I do not see why I should e'er turn back, Or those should not set forth upon my track To overtake me, who should miss me here And long to know if still I held them dear.
450) and she calling him "the third man that e'er I saw, the first / That e'er I sighed for" (1.
Director Struan Leslie, the RSC Head of Movement, admits: "Robert Burns in one of his poems describes the Song of Solomon as 'the smuttiest sang the e'er was sung'.
If e'er when faith had fallen asleep, I hear a voice 'believe no more' And heard an ever-breaking shore That tumbled in the Godless deep; A warmth within the breast would melt The freezing reason's colder part, And like a man in wrath the heart Stood up and answer'd 'I'd have felt.
Bide on thy bench now, Reader, and think back Upon this foretaste, if the feast in store Thou wouldst enjoy ere relish tire and slack; And if imagination cannot run To heights like these, no wonder: no eye yet E'er braved a brilliance that outshone the sun.
Or, haply, how if this contrarious West, That me by turns hath starved, by turns hath fed, Embraced, disgraced, beat back, solicited, Have no fixed heart of Law within his breast, Or with some different rhythm doth e'er contest Nature in the East?
Yet in secret hour came soft to me The sweetest song I e'er heard sing.
Tis no mere castle in air, this second voice says, but a temple of the mind, Athene's shrine, where the intellect seeks refuge from Furies more terrific than e'er beset Orestes in the play--.
There sleeps as true an Osmanlie As e'er at Mecca bent the knee; As ever scorn'd forbidden wine, Or pray'd with face towards the shrine, [.
The boast of heraldry, the pomp of power, And all that beauty, all that wealth e'er gave, Awaits alike th' inevitable hour:The paths of glory lead but to the grave.
Ah, can they e'er forget How nobly strove those ranks of gray, When Hope's fair sun had set?
end of song in The Kingdom of the Birds] In the Morning e'er 'twas light, In the Morning early; There I met with my Delight, Once he lov'd me dearly: Woeing here, Woeing there, Here he woe, there he woe, every were a woe, Oh
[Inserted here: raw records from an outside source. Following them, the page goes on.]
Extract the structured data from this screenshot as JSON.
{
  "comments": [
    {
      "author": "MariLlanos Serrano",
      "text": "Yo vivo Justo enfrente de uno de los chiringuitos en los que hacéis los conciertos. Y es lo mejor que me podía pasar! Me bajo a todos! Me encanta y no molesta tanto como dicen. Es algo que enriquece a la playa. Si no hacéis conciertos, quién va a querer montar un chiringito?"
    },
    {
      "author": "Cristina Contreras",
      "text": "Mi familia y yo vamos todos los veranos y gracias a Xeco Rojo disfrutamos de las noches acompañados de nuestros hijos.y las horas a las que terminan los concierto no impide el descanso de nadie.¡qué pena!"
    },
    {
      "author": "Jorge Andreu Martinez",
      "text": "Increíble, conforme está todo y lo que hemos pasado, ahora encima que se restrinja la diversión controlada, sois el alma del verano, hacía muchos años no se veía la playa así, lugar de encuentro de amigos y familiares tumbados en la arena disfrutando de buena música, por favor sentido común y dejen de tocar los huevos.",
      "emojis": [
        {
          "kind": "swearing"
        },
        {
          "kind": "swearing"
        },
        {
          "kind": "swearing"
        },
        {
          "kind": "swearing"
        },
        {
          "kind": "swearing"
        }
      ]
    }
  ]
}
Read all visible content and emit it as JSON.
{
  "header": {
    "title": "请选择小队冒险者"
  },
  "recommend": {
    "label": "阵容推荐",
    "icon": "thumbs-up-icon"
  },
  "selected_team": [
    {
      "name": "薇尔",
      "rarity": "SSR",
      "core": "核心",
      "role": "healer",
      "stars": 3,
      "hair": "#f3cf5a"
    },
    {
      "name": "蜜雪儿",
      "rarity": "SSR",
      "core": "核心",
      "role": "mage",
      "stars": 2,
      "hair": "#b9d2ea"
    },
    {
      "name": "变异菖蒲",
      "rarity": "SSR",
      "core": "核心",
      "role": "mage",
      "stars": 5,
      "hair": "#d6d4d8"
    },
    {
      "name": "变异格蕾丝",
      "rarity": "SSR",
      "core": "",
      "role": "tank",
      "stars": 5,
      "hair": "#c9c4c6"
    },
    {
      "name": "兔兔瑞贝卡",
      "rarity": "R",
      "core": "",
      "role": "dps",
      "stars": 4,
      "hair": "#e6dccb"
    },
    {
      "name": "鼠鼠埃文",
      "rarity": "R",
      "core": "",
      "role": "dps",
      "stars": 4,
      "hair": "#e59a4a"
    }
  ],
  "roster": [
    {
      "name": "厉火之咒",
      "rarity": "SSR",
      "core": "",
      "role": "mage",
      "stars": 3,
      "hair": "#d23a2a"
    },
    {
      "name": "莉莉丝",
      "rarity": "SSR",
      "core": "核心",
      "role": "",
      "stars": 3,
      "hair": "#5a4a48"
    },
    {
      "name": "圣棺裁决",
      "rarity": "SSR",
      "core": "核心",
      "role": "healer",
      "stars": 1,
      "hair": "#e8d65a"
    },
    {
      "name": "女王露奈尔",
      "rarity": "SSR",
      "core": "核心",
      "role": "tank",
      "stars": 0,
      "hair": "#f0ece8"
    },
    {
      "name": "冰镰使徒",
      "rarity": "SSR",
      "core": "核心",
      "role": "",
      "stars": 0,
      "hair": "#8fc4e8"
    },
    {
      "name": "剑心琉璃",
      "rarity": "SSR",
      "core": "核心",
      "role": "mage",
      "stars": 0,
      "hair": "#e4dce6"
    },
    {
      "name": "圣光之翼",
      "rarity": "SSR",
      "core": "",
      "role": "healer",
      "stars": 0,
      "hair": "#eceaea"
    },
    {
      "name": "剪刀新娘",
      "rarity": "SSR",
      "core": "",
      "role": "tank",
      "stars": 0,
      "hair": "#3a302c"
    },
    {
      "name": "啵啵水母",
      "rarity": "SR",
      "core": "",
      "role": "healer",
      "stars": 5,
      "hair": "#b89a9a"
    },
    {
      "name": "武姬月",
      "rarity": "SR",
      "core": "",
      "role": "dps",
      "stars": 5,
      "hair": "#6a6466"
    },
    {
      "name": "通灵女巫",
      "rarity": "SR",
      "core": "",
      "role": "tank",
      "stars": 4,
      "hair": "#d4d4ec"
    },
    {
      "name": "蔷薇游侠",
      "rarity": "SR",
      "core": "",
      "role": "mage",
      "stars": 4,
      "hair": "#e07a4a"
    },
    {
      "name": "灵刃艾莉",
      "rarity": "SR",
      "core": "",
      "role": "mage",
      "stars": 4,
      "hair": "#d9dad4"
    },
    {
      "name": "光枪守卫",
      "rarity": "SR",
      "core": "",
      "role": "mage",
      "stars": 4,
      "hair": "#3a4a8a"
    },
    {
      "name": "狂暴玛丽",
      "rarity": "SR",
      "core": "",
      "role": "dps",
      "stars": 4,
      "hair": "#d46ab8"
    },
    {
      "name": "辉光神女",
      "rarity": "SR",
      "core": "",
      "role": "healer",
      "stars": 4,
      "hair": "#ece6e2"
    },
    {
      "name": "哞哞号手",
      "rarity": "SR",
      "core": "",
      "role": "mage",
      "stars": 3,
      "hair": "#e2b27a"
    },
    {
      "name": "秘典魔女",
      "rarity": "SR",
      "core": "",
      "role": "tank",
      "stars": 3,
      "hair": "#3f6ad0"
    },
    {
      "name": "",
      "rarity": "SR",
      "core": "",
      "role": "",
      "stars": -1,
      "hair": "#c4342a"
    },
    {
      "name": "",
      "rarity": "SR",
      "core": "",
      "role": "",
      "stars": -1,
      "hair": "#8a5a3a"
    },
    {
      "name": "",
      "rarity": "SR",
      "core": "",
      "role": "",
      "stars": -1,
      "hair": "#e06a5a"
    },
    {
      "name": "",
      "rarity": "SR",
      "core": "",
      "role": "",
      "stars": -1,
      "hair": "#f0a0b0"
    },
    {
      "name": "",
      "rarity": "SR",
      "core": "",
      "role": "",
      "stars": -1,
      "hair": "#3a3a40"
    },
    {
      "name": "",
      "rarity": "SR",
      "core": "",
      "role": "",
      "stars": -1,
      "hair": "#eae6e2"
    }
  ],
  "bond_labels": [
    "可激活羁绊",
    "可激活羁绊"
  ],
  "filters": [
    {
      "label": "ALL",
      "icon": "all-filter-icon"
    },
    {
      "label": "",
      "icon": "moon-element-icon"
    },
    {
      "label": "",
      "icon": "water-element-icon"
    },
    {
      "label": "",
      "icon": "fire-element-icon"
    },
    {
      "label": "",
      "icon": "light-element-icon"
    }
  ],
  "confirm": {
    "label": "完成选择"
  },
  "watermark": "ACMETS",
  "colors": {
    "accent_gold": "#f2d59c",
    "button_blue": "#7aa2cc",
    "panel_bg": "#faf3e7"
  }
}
1 There followed some ribald jokes about the grapes coming "from a far cunt-try" (23); her response, "they are the sweetest grapes that e'er I tasted" (35), was delivered with a sigh of orgasmic rapture.